Two members of the Fayette County Board of Education last week blamed part of their ongoing budget woes on tax dollars being diverted to less affluent Georgia counties.
Chairwoman Terri Smith and board member Janet Smola said that a portion of Fayette’s local funding dollars are going to some of Georgia’s poorer counties and that diversion is a contributing cause to the board having to raise the local millage rate to the state-allowed maximum of 20 mills to make ends meet.
The reference was to the “5-Mill Share,” a state requirement that school systems spend the first five mills levied in their own county, that was a part of a broader discussion on whether the school board should impose further furlough days on school system employees.
As that discussion unfolded, board member Smola mentioned the “5-Mill Share,” noting that if the requirement was not in place that Fayette would not be “in this (financial) shape.”
Chairwoman Terri Smith agreed, saying that the “5-Mill Share” is “deducted from what the state sends us from the funding formula.”
“So essentially, that money goes to the poorer counties,” Smith said. “That caused us to push ourselves up to the maximum (millage rate).”
There was no challenge to those assertions at the public meeting last week.
But is there more to the story of the “5-Mill Share,” since the collection of the first 5 mills is a requirement statewide for every county, rich or poor?
It is a state law that says all school systems should help pay their way by using the first 5 mills levied for their own school system.
According to the Georgia School Council Institute (GSCI), the “5-Mill Share” in the QBE (Quality Basic Education) formula refers to the portion of the direct and indirect instructional costs that the state expects local systems to pay with locally raised funds.
Currently, the state requires local systems to contribute an amount equal to 5 mills of property tax generated within their taxing authority.
Funds that are raised locally through locally levied property taxes, including the “5-Mill Share,” actually never leave the school system and are not sent to the state or to other school systems. The “5-Mill Share” is simply the amount of the local funding “obligation” the state requires each system to pay, according to the GSCI website.

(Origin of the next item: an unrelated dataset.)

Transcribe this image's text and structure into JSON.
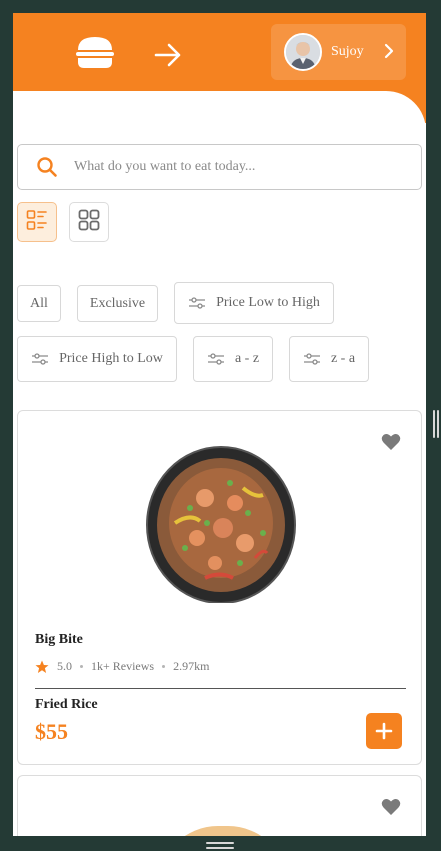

A check with Ga. Department of Education (DOE) Chief Financial Officer Scott Austensen confirmed the GSCI explanation of the “5-Mill Share.” Austensen said school districts do not send money to the state, adding that the 5 mills have to be spent in the county where the taxes were levied.
Though not mentioned by Smith or Smola at the meeting, there is a facet of public education funding that often does see state money going to Georgia’s poorer counties, at least in terms of relative property tax wealth. Those are called Equalization dollars.
But even those funds are not taken directly from richer counties, such as Fayette, and given to poorer ones. Nor are those dollars tied only to the relative worth of a county since they are also linked by formula to a local millage rate levied beyond the “5-Mill Share.”
Austensen said equalization is essentially a grant that comes from a different pot of money and is generated primarily by income taxes and from sales taxes and corporate taxes.
Fayette County is arguably Georgia’s richest county in terms of per capita income. Yet Fayette County, too, earlier this decade, received equalization dollars from the state.